A Profit & Loss statement is not a dashboard. A monthly report is not a dashboard. These financial statements tell you what happened in the past; a dashboard tells you what is happening now. A dashboard can even tell you what is going to happen next.
Knowing your customers is an idea that gets a lot more lip service than shoe leather. It is easy to think we are in touch with our customers if we are sending them surveys, taking their calls, and answering their questions. We do not really understand them, though, until we visit them where they live. And until we meet them in person we are just another anonymous and interchangeable supplier to them.
Even the most objective presentation of facts can be spun in many ways, and a reporter may have a different and completely legitimate interpretation of your story. One person's economy-building trade with a foreign tribe is another's exploitation of the less sophisticated. One person's strong leadership is another's unreasonable intransigence.
I've seen lots of brutal business stories in which a reporter made a compelling case for the subject's villainy or idiocy in words wrapped right around a smiling pose by the unwitting victim. Those interviewees were smiling at the thought of free advertising; they didn't see the hit that was coming.
Businesses are abysses. Businesses are bottomless pits of darkness that can not be fully illuminated. No one understands everything about a business. The only people who come close to fully understanding a business are the people trying to sell it, and they have no reason to explore all its dark crevasses with you even if they could.
Sometimes a business buyer gets lucky and finds a hidden gem deep inside a business. However, the buyer more often finds fool's gold and time bombs:
Every business meal is its own little world. The tone, the goals, and the strategies are different each time. The message of a meal has a lot more to do with the specific participants and the state of their business relationship than it does with a bunch of unwritten rules.
Unwritten rules, of course, are a lot more interesting. . .
There is a lot of inspirational stuff out there about giving 110%. That is great, though possibly exhausting, when it comes to effort. But success in business is not about how hard you work. Breaking rocks with a hammer is very hard work that will never put your name on a skyscraper.
Success in business comes from winning more than you lose.
Most employees are interchangeable parts in your corporate machine.
Your employees may be great people. They may be smart, talented, and attractive. They may be volunteer firefighters, soccer coaches, and great parents. They may never be sick, never be late, and never fail to deliver on time. It doesn't matter. They are still a dime-a-dozen.

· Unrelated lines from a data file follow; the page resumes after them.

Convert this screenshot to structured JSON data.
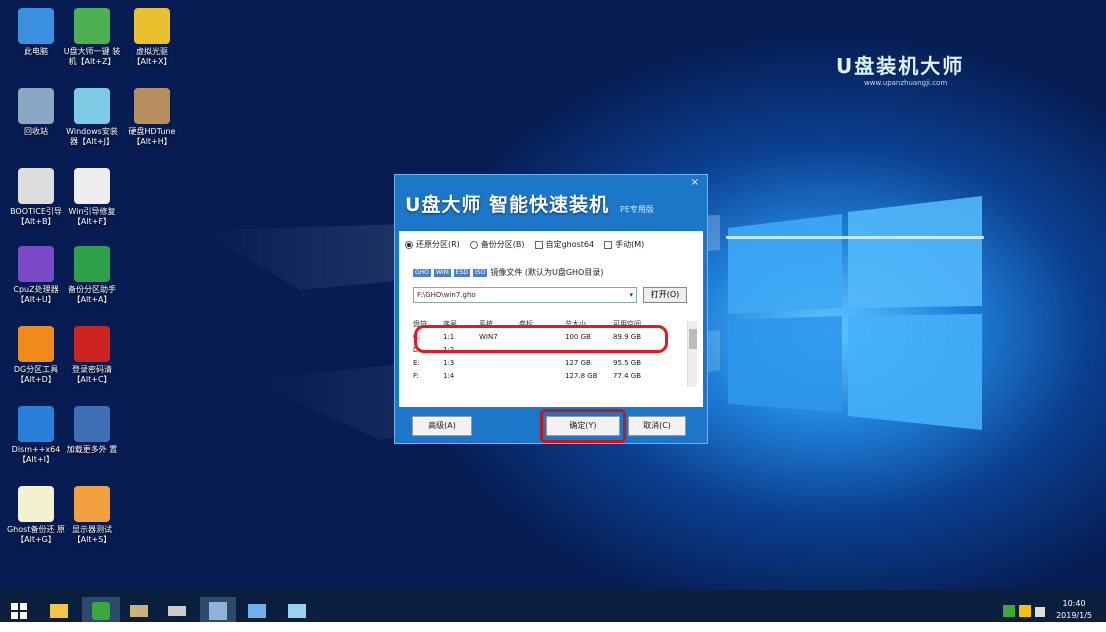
{
  "desktop": {
    "icons": [
      {
        "label": "此电脑",
        "icon": "computer-icon"
      },
      {
        "label": "U盘大师一键 装机【Alt+Z】",
        "icon": "u-master-icon"
      },
      {
        "label": "虚拟光驱 【Alt+X】",
        "icon": "virtual-drive-icon"
      },
      {
        "label": "回收站",
        "icon": "recycle-bin-icon"
      },
      {
        "label": "Windows安装 器【Alt+J】",
        "icon": "windows-installer-icon"
      },
      {
        "label": "硬盘HDTune 【Alt+H】",
        "icon": "hdtune-icon"
      },
      {
        "label": "BOOTICE引导 【Alt+B】",
        "icon": "bootice-icon"
      },
      {
        "label": "Win引导修复 【Alt+F】",
        "icon": "boot-repair-icon"
      },
      {
        "label": "CpuZ处理器 【Alt+U】",
        "icon": "cpuz-icon"
      },
      {
        "label": "备份分区助手 【Alt+A】",
        "icon": "partition-assistant-icon"
      },
      {
        "label": "DG分区工具 【Alt+D】",
        "icon": "diskgenius-icon"
      },
      {
        "label": "登录密码清 【Alt+C】",
        "icon": "password-clear-icon"
      },
      {
        "label": "Dism++x64 【Alt+I】",
        "icon": "dism-icon"
      },
      {
        "label": "加载更多外 置",
        "icon": "load-more-icon"
      },
      {
        "label": "Ghost备份还 原【Alt+G】",
        "icon": "ghost-icon"
      },
      {
        "label": "显示器测试 【Alt+S】",
        "icon": "monitor-test-icon"
      }
    ],
    "brand": {
      "name": "U盘装机大师",
      "url": "www.upanzhuangji.com"
    }
  },
  "dialog": {
    "title": "U盘大师 智能快速装机",
    "subtitle": "PE专用版",
    "close": "×",
    "options": [
      {
        "label": "还原分区(R)",
        "checked": true,
        "kind": "radio"
      },
      {
        "label": "备份分区(B)",
        "checked": false,
        "kind": "radio"
      },
      {
        "label": "自定ghost64",
        "checked": false,
        "kind": "checkbox"
      },
      {
        "label": "手动(M)",
        "checked": false,
        "kind": "checkbox"
      }
    ],
    "tags": [
      "GHO",
      "WIM",
      "ESD",
      "ISO"
    ],
    "image_hint": "镜像文件 (默认为U盘GHO目录)",
    "path_value": "F:\\GHO\\win7.gho",
    "open_label": "打开(O)",
    "table": {
      "headers": [
        "盘符",
        "序号",
        "系统",
        "卷标",
        "总大小",
        "可用空间"
      ],
      "rows": [
        [
          "C:",
          "1:1",
          "WIN7",
          "",
          "100 GB",
          "89.9 GB"
        ],
        [
          "D:",
          "1:2",
          "",
          "",
          "",
          ""
        ],
        [
          "E:",
          "1:3",
          "",
          "",
          "127 GB",
          "95.5 GB"
        ],
        [
          "F:",
          "1:4",
          "",
          "",
          "127.8 GB",
          "77.4 GB"
        ]
      ]
    },
    "buttons": {
      "advanced": "高级(A)",
      "ok": "确定(Y)",
      "cancel": "取消(C)"
    }
  },
  "taskbar": {
    "clock_time": "10:40",
    "clock_date": "2019/1/5"
  }
}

There are thousands, if not millions, of people who can do a good job in almost every position in your organization. It doesn't matter how specialized or how technical the position is. Lots of people can do it well enough. There is no shortage of good employees.
There is a terrible shortage of exceptional employees.
I remember the first time I felt the responsibility of my job. I was starting to see the early signs of trouble in the business. I stood up on a picnic table to say a few words at the company picnic and looked out at more than 100 people--employees and their family members. Our business had been a great game to me, but it was a livelihood to these employees, and it supported their families. It was not a game to them.
Within a year, I was laying off some of those employees. Our growth had slowed, and my mistakes had caught up with me. The business sunk lower and lower and with it my confidence and my enthusiasm for the great game of business.